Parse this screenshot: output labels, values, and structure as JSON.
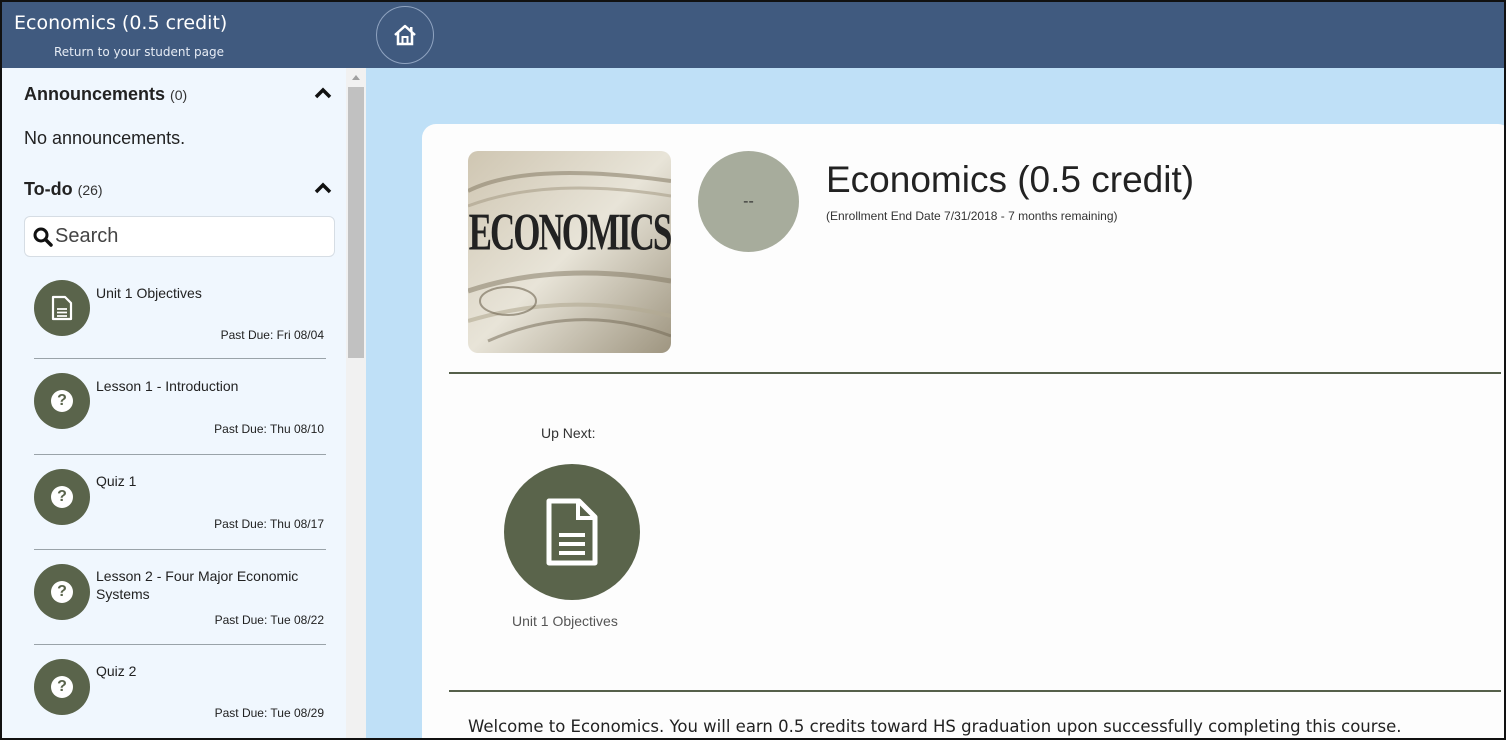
{
  "header": {
    "course_title": "Economics (0.5 credit)",
    "return_link": "Return to your student page",
    "home_icon": "home-icon"
  },
  "sidebar": {
    "announcements": {
      "title": "Announcements",
      "count": "(0)",
      "empty_text": "No announcements."
    },
    "todo": {
      "title": "To-do",
      "count": "(26)",
      "search_placeholder": "Search",
      "items": [
        {
          "title": "Unit 1 Objectives",
          "due": "Past Due: Fri 08/04",
          "icon": "document-icon"
        },
        {
          "title": "Lesson 1 - Introduction",
          "due": "Past Due: Thu 08/10",
          "icon": "question-icon"
        },
        {
          "title": "Quiz 1",
          "due": "Past Due: Thu 08/17",
          "icon": "question-icon"
        },
        {
          "title": "Lesson 2 - Four Major Economic Systems",
          "due": "Past Due: Tue 08/22",
          "icon": "question-icon"
        },
        {
          "title": "Quiz 2",
          "due": "Past Due: Tue 08/29",
          "icon": "question-icon"
        }
      ]
    }
  },
  "main": {
    "course_image_text": "ECONOMICS",
    "grade": "--",
    "title": "Economics (0.5 credit)",
    "enrollment": "(Enrollment End Date 7/31/2018 - 7 months remaining)",
    "up_next_label": "Up Next:",
    "up_next_item": "Unit 1 Objectives",
    "welcome": "Welcome to Economics. You will earn 0.5 credits toward HS graduation upon successfully completing this course."
  },
  "colors": {
    "header_bg": "#405a7f",
    "sidebar_bg": "#f0f7fe",
    "page_bg": "#bfe0f7",
    "icon_green": "#5a644b",
    "grade_circle": "#a7ac9c"
  }
}
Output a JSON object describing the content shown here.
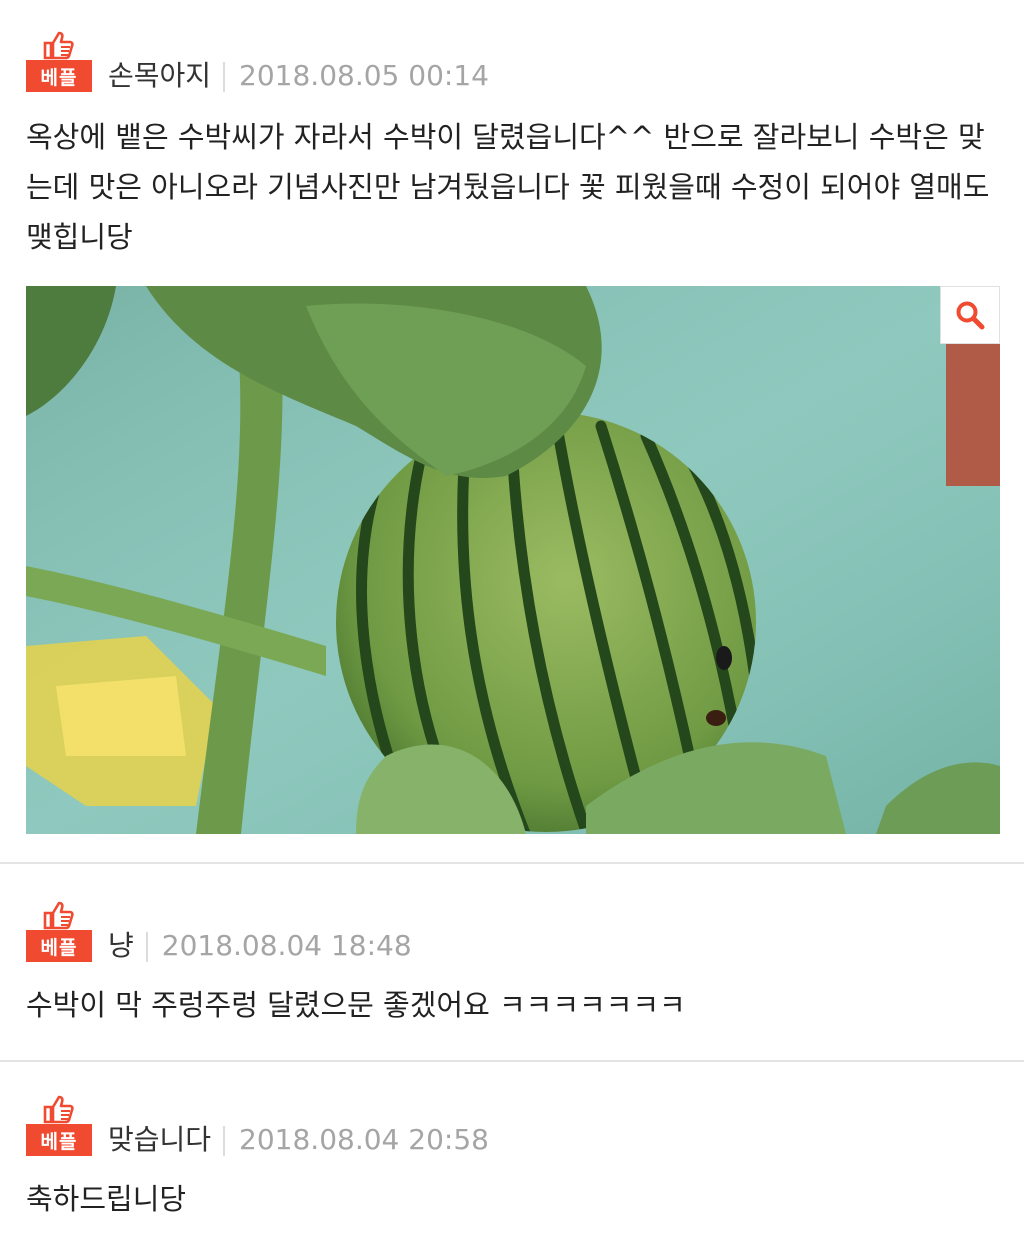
{
  "comments": [
    {
      "badge_label": "베플",
      "badge_icon": "thumbs-up-icon",
      "nickname": "손목아지",
      "date": "2018.08.05 00:14",
      "text": "옥상에 뱉은 수박씨가 자라서 수박이 달렸읍니다^^ 반으로 잘라보니 수박은 맞는데 맛은 아니오라 기념사진만 남겨뒀읍니다 꽃 피웠을때 수정이 되어야 열매도 맺힙니당",
      "has_photo": true,
      "photo_action_icon": "magnifier-icon"
    },
    {
      "badge_label": "베플",
      "badge_icon": "thumbs-up-icon",
      "nickname": "냥",
      "date": "2018.08.04 18:48",
      "text": "수박이 막 주렁주렁 달렸으문 좋겠어요 ㅋㅋㅋㅋㅋㅋㅋ"
    },
    {
      "badge_label": "베플",
      "badge_icon": "thumbs-up-icon",
      "nickname": "맞습니다",
      "date": "2018.08.04 20:58",
      "text": "축하드립니당"
    }
  ],
  "colors": {
    "badge": "#f04a31",
    "date": "#a5a5a5",
    "divider": "#e4e4e4"
  }
}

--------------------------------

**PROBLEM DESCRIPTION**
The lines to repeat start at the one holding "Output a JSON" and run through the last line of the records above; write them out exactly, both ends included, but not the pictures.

**EXERCISE SOLUTION**
Output a JSON object describing the content shown here.
{
  "comments": [
    {
      "badge_label": "베플",
      "badge_icon": "thumbs-up-icon",
      "nickname": "손목아지",
      "date": "2018.08.05 00:14",
      "text": "옥상에 뱉은 수박씨가 자라서 수박이 달렸읍니다^^ 반으로 잘라보니 수박은 맞는데 맛은 아니오라 기념사진만 남겨뒀읍니다 꽃 피웠을때 수정이 되어야 열매도 맺힙니당",
      "has_photo": true,
      "photo_action_icon": "magnifier-icon"
    },
    {
      "badge_label": "베플",
      "badge_icon": "thumbs-up-icon",
      "nickname": "냥",
      "date": "2018.08.04 18:48",
      "text": "수박이 막 주렁주렁 달렸으문 좋겠어요 ㅋㅋㅋㅋㅋㅋㅋ"
    },
    {
      "badge_label": "베플",
      "badge_icon": "thumbs-up-icon",
      "nickname": "맞습니다",
      "date": "2018.08.04 20:58",
      "text": "축하드립니당"
    }
  ],
  "colors": {
    "badge": "#f04a31",
    "date": "#a5a5a5",
    "divider": "#e4e4e4"
  }
}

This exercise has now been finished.